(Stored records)
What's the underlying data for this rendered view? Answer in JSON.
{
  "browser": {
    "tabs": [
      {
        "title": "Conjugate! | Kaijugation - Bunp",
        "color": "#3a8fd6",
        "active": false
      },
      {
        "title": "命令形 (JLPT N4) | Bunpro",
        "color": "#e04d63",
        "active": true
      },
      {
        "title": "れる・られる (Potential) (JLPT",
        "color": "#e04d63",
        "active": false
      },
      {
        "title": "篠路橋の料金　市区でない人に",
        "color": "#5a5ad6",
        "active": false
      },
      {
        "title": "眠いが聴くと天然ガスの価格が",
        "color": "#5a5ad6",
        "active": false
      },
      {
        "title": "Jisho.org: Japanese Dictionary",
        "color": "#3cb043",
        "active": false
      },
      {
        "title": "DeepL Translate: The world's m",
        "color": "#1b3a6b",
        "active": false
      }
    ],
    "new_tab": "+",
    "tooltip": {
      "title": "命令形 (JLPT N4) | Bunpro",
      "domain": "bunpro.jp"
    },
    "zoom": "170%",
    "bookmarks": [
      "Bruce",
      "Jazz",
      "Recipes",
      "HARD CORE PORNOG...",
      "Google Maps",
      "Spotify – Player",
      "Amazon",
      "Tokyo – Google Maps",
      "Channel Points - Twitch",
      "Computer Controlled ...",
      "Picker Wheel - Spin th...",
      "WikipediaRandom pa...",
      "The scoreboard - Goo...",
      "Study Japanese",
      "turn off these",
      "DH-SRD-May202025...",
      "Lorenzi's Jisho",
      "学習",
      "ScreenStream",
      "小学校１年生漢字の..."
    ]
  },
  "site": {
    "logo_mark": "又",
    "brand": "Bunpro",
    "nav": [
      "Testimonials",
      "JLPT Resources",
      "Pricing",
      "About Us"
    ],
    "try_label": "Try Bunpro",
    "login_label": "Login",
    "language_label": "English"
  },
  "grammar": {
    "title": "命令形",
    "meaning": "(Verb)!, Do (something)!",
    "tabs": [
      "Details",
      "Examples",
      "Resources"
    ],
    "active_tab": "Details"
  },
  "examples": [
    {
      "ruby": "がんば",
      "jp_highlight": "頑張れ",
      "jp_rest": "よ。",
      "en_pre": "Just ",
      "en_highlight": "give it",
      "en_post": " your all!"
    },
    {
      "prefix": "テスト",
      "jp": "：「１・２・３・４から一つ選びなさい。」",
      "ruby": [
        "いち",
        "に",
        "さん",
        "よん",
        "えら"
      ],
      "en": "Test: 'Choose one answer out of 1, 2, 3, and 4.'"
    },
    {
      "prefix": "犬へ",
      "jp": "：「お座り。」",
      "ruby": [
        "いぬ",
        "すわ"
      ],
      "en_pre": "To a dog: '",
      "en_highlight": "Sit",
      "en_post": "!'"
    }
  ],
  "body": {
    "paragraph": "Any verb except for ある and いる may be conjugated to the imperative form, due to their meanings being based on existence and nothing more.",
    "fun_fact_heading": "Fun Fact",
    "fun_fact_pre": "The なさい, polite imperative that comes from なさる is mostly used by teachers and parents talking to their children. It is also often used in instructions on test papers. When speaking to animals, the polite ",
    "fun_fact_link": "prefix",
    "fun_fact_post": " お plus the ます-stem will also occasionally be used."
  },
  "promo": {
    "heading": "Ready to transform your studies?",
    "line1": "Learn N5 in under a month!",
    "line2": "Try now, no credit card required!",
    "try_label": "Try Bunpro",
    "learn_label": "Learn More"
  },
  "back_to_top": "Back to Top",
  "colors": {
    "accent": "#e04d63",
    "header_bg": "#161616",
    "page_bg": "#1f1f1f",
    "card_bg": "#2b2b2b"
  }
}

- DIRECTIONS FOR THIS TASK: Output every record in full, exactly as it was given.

- SOLUTION BELOW:
What's the underlying data for this rendered view? Answer in JSON.
{
  "browser": {
    "tabs": [
      {
        "title": "Conjugate! | Kaijugation - Bunp",
        "color": "#3a8fd6",
        "active": false
      },
      {
        "title": "命令形 (JLPT N4) | Bunpro",
        "color": "#e04d63",
        "active": true
      },
      {
        "title": "れる・られる (Potential) (JLPT",
        "color": "#e04d63",
        "active": false
      },
      {
        "title": "篠路橋の料金　市区でない人に",
        "color": "#5a5ad6",
        "active": false
      },
      {
        "title": "眠いが聴くと天然ガスの価格が",
        "color": "#5a5ad6",
        "active": false
      },
      {
        "title": "Jisho.org: Japanese Dictionary",
        "color": "#3cb043",
        "active": false
      },
      {
        "title": "DeepL Translate: The world's m",
        "color": "#1b3a6b",
        "active": false
      }
    ],
    "new_tab": "+",
    "tooltip": {
      "title": "命令形 (JLPT N4) | Bunpro",
      "domain": "bunpro.jp"
    },
    "zoom": "170%",
    "bookmarks": [
      "Bruce",
      "Jazz",
      "Recipes",
      "HARD CORE PORNOG...",
      "Google Maps",
      "Spotify – Player",
      "Amazon",
      "Tokyo – Google Maps",
      "Channel Points - Twitch",
      "Computer Controlled ...",
      "Picker Wheel - Spin th...",
      "WikipediaRandom pa...",
      "The scoreboard - Goo...",
      "Study Japanese",
      "turn off these",
      "DH-SRD-May202025...",
      "Lorenzi's Jisho",
      "学習",
      "ScreenStream",
      "小学校１年生漢字の..."
    ]
  },
  "site": {
    "logo_mark": "又",
    "brand": "Bunpro",
    "nav": [
      "Testimonials",
      "JLPT Resources",
      "Pricing",
      "About Us"
    ],
    "try_label": "Try Bunpro",
    "login_label": "Login",
    "language_label": "English"
  },
  "grammar": {
    "title": "命令形",
    "meaning": "(Verb)!, Do (something)!",
    "tabs": [
      "Details",
      "Examples",
      "Resources"
    ],
    "active_tab": "Details"
  },
  "examples": [
    {
      "ruby": "がんば",
      "jp_highlight": "頑張れ",
      "jp_rest": "よ。",
      "en_pre": "Just ",
      "en_highlight": "give it",
      "en_post": " your all!"
    },
    {
      "prefix": "テスト",
      "jp": "：「１・２・３・４から一つ選びなさい。」",
      "ruby": [
        "いち",
        "に",
        "さん",
        "よん",
        "えら"
      ],
      "en": "Test: 'Choose one answer out of 1, 2, 3, and 4.'"
    },
    {
      "prefix": "犬へ",
      "jp": "：「お座り。」",
      "ruby": [
        "いぬ",
        "すわ"
      ],
      "en_pre": "To a dog: '",
      "en_highlight": "Sit",
      "en_post": "!'"
    }
  ],
  "body": {
    "paragraph": "Any verb except for ある and いる may be conjugated to the imperative form, due to their meanings being based on existence and nothing more.",
    "fun_fact_heading": "Fun Fact",
    "fun_fact_pre": "The なさい, polite imperative that comes from なさる is mostly used by teachers and parents talking to their children. It is also often used in instructions on test papers. When speaking to animals, the polite ",
    "fun_fact_link": "prefix",
    "fun_fact_post": " お plus the ます-stem will also occasionally be used."
  },
  "promo": {
    "heading": "Ready to transform your studies?",
    "line1": "Learn N5 in under a month!",
    "line2": "Try now, no credit card required!",
    "try_label": "Try Bunpro",
    "learn_label": "Learn More"
  },
  "back_to_top": "Back to Top",
  "colors": {
    "accent": "#e04d63",
    "header_bg": "#161616",
    "page_bg": "#1f1f1f",
    "card_bg": "#2b2b2b"
  }
}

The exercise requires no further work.